**AIM OF THE EXERCISE:** All lines in the records below that hold "crepe" are to be shown.

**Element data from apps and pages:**
━━━━━━
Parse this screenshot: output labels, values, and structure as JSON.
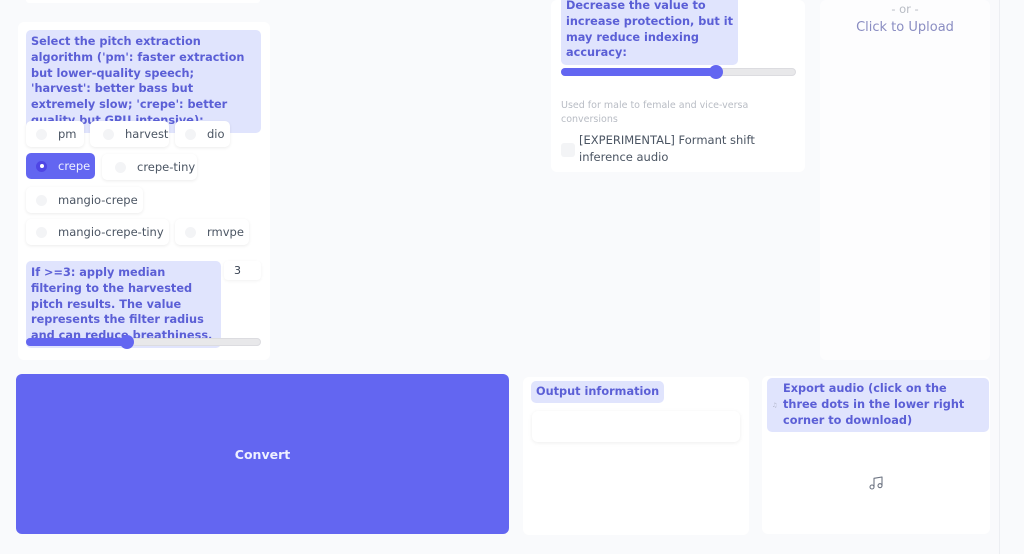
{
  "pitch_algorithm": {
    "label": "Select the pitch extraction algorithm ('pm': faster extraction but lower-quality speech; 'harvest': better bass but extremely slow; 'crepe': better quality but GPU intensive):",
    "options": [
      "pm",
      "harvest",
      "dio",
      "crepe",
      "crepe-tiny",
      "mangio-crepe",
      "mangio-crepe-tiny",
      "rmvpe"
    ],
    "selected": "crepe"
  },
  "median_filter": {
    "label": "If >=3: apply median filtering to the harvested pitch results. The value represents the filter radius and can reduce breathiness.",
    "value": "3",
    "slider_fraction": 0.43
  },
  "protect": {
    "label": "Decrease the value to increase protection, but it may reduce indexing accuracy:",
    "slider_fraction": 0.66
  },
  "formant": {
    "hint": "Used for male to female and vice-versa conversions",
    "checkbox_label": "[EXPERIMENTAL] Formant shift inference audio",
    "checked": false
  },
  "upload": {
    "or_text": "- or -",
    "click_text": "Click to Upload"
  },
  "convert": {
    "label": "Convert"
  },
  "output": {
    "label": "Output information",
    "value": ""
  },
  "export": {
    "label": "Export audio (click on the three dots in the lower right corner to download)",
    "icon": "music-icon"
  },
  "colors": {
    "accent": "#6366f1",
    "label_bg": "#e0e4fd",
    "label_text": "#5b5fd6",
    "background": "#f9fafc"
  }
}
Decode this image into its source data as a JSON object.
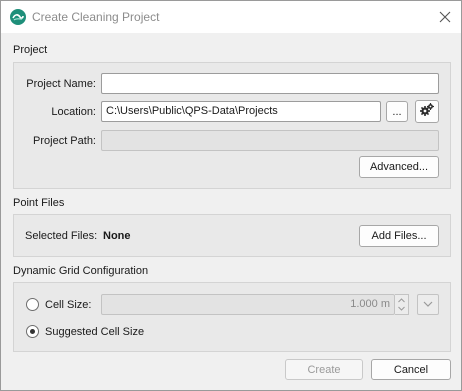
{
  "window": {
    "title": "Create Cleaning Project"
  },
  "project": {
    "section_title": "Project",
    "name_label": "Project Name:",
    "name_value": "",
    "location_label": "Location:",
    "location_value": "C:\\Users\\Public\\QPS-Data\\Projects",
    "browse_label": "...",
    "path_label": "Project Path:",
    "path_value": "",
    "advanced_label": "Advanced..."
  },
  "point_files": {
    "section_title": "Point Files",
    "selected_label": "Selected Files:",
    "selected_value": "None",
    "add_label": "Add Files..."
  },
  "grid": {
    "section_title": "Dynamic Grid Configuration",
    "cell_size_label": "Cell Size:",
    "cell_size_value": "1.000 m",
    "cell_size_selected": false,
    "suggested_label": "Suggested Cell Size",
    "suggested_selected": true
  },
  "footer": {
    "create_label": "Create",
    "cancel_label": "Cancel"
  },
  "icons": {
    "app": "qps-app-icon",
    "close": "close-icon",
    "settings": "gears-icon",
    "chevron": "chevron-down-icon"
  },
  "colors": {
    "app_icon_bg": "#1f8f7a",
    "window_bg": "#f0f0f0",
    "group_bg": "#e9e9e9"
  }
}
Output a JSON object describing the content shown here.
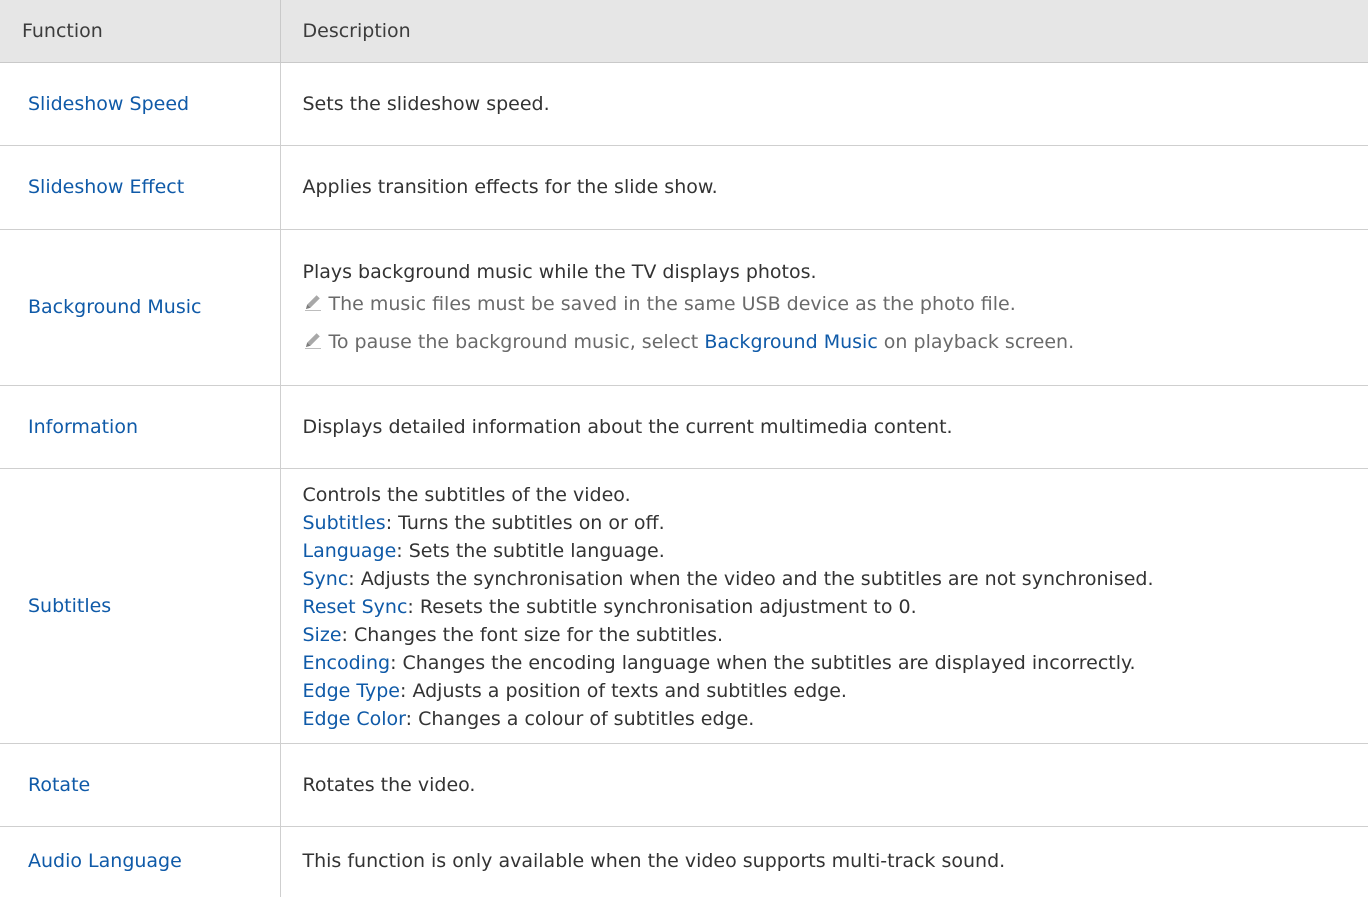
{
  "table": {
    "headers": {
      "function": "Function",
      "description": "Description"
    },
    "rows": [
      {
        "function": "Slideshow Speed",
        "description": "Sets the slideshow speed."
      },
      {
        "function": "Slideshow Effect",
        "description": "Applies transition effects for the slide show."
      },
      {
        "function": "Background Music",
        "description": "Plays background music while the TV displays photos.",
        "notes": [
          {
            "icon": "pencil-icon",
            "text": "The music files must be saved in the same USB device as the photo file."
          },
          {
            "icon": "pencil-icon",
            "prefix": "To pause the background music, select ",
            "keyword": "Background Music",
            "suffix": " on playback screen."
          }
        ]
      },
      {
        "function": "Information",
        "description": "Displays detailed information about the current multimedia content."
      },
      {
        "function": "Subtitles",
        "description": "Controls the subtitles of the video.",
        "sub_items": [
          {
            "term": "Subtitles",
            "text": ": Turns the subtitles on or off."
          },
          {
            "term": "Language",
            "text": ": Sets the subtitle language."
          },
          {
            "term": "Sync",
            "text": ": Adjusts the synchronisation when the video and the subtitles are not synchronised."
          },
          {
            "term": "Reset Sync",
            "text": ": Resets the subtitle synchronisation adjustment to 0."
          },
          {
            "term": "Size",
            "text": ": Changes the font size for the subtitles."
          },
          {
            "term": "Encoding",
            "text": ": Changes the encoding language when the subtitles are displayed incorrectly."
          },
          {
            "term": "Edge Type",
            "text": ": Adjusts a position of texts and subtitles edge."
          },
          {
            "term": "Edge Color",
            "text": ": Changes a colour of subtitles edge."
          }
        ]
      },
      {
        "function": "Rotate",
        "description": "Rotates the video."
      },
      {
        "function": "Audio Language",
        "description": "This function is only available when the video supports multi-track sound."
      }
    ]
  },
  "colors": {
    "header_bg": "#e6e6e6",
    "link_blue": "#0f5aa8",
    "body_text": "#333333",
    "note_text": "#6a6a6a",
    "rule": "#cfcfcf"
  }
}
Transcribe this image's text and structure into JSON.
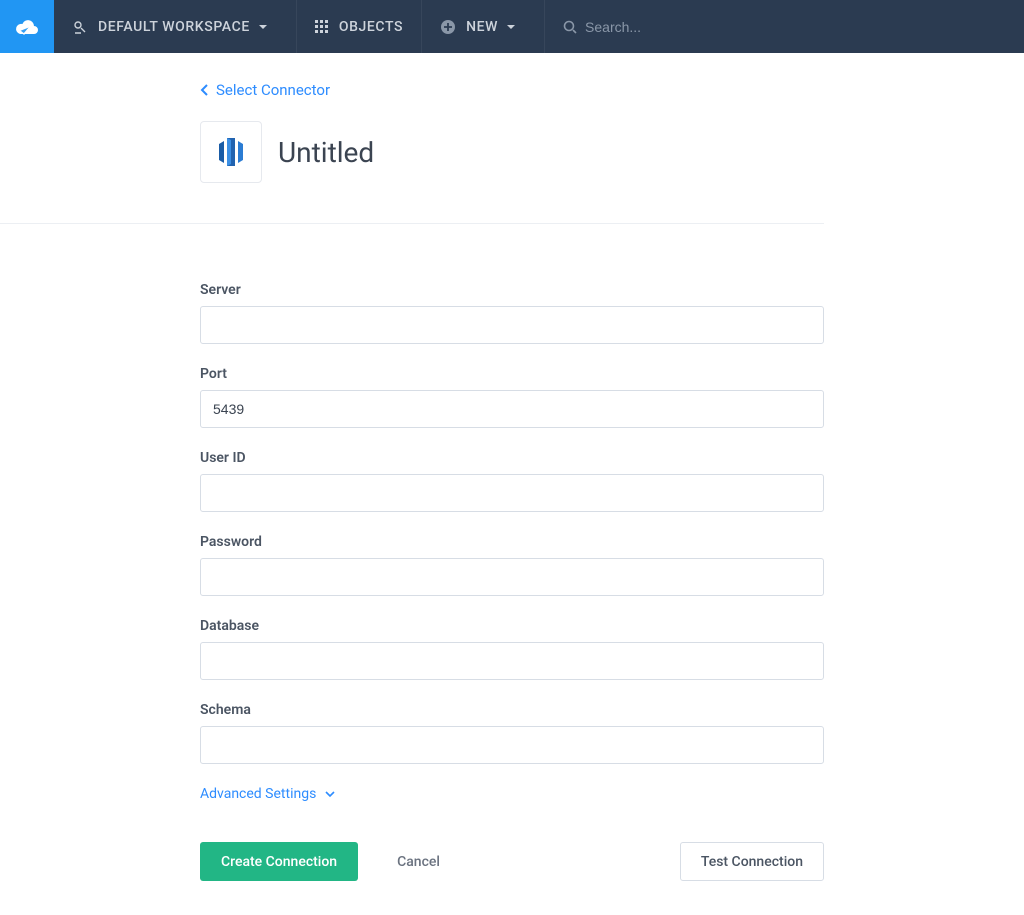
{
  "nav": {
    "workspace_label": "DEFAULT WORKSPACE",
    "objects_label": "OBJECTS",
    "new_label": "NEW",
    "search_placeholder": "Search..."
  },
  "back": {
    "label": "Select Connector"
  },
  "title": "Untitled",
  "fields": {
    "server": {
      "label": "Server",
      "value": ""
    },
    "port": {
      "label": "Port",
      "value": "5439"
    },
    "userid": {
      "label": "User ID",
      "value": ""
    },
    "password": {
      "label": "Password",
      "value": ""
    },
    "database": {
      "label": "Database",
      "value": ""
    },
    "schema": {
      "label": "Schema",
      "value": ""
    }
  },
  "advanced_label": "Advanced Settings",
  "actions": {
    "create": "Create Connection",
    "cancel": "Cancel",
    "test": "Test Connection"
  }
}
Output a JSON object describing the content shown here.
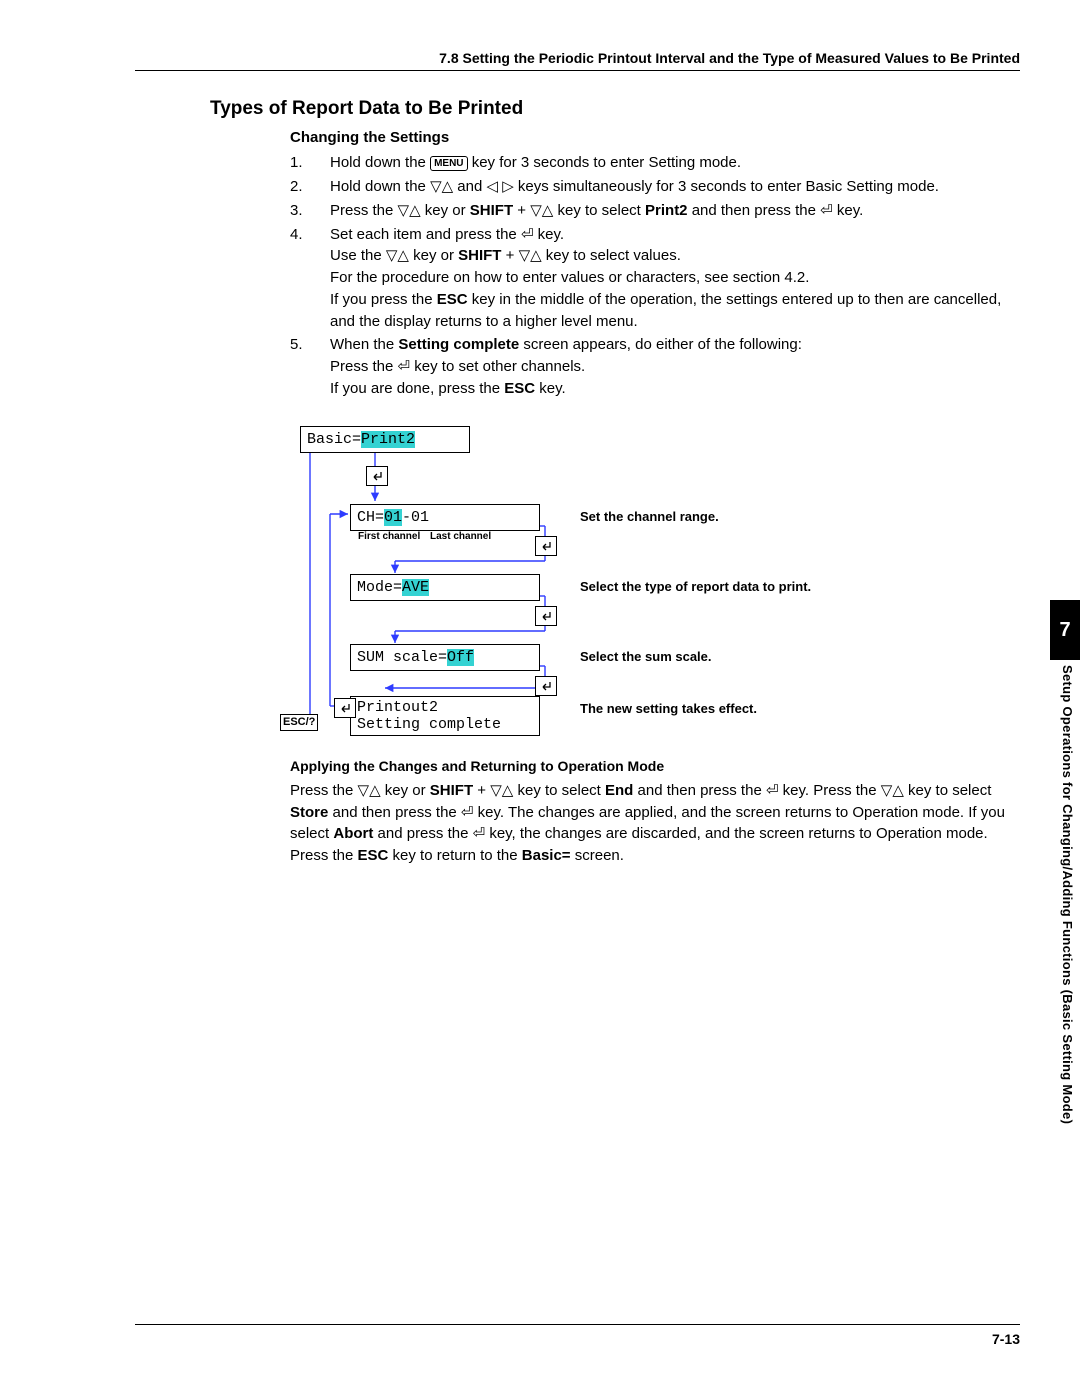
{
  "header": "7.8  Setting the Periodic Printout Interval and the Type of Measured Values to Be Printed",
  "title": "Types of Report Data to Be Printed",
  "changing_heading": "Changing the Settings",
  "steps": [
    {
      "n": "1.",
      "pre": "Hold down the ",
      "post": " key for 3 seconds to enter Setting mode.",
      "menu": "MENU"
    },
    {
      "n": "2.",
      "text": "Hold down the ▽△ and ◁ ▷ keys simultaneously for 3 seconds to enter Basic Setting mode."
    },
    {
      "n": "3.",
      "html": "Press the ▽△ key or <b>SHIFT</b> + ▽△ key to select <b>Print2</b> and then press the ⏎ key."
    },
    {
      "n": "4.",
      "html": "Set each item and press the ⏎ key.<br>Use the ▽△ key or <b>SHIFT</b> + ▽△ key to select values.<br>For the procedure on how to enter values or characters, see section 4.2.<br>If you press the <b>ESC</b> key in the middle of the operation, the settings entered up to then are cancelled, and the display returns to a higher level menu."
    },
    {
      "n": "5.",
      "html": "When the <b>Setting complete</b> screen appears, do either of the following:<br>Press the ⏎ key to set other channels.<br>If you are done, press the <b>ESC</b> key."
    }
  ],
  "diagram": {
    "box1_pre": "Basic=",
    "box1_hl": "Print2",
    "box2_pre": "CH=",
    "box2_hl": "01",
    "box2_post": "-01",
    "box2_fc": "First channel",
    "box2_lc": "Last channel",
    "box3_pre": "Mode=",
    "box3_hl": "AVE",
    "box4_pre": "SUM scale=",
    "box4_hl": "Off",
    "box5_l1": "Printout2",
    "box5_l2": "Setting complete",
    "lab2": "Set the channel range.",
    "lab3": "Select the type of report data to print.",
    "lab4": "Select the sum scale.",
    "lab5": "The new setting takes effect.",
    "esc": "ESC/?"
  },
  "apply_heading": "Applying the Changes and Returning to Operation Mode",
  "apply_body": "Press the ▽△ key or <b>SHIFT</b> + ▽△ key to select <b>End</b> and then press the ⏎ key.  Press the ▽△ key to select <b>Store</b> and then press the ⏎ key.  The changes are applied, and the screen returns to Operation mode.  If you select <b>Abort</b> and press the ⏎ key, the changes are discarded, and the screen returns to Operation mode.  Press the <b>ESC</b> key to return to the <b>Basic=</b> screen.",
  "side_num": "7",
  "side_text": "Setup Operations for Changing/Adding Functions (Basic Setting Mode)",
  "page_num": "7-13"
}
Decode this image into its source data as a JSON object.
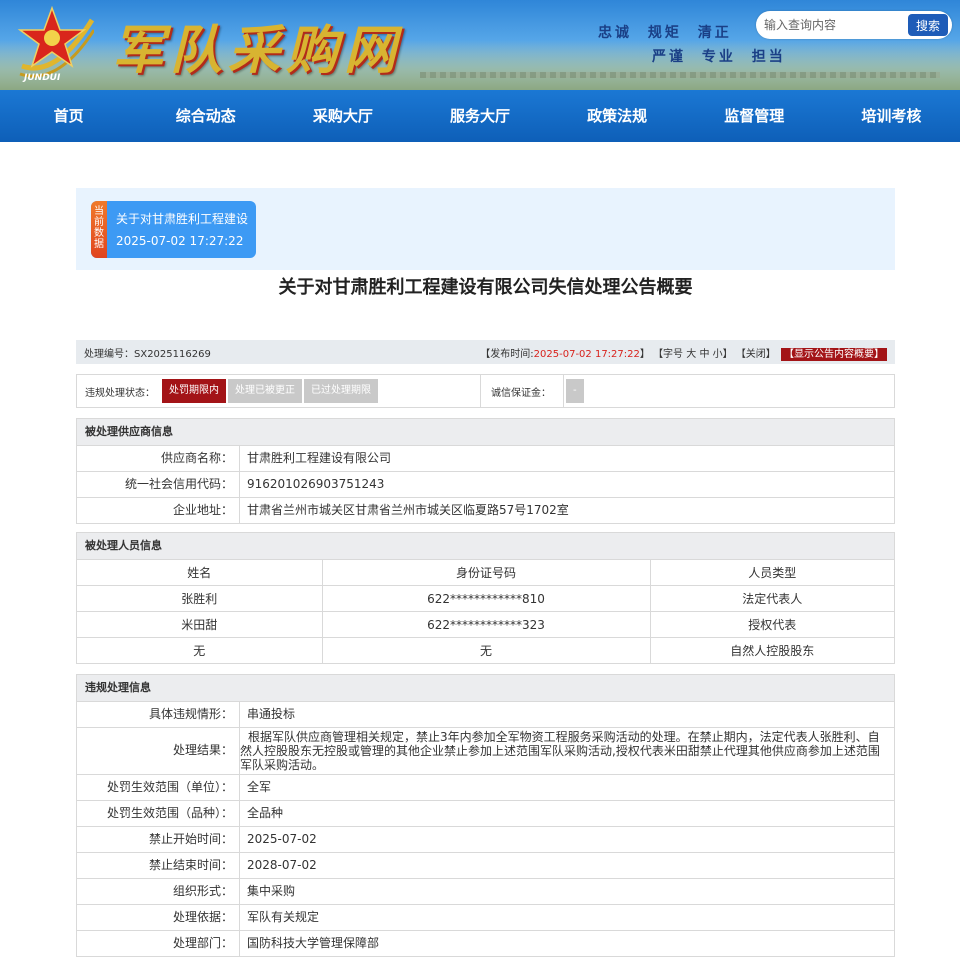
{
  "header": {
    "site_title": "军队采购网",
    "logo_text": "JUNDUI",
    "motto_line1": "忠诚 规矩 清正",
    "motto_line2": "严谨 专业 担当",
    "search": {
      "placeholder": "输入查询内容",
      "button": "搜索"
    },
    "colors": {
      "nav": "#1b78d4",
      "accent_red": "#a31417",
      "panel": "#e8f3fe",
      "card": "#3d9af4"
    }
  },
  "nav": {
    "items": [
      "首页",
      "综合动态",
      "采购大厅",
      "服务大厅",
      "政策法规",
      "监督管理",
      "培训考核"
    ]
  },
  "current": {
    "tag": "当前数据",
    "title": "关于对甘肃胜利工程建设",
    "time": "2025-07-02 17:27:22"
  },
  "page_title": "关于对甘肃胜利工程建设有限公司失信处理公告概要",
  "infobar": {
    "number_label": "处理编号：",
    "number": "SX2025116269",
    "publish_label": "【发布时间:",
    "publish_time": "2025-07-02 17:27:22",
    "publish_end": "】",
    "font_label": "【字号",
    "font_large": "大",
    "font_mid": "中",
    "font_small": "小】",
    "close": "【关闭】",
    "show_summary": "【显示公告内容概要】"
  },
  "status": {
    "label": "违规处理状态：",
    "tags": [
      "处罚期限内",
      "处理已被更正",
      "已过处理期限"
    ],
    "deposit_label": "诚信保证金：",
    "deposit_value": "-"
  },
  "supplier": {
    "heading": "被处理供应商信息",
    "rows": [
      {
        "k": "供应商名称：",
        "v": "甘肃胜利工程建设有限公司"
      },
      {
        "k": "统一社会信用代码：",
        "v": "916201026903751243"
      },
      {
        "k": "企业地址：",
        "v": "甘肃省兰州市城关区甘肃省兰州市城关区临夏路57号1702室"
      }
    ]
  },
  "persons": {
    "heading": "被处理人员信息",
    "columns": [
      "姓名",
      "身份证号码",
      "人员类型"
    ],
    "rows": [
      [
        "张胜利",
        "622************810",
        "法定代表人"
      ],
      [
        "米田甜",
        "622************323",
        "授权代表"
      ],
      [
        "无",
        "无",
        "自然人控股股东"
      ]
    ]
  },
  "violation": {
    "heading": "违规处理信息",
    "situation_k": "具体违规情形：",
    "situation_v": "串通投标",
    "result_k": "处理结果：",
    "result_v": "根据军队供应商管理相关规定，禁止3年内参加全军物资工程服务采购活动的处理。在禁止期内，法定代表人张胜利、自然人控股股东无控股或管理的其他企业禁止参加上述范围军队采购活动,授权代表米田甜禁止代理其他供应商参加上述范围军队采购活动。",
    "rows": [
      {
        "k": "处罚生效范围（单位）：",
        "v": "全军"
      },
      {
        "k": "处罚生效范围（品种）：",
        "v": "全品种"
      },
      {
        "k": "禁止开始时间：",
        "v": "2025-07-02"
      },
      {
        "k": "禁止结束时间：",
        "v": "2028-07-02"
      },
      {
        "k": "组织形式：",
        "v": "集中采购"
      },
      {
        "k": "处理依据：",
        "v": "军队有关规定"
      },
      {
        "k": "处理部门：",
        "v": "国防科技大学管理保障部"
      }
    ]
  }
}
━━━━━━
**TASK RESULT:**
    "label": "Select the pitch extraction algorithm ('pm': faster extraction but lower-quality speech; 'harvest': better bass but extremely slow; 'crepe': better quality but GPU intensive):",
      "crepe",
      "crepe-tiny",
      "mangio-crepe",
      "mangio-crepe-tiny",
    "selected": "crepe"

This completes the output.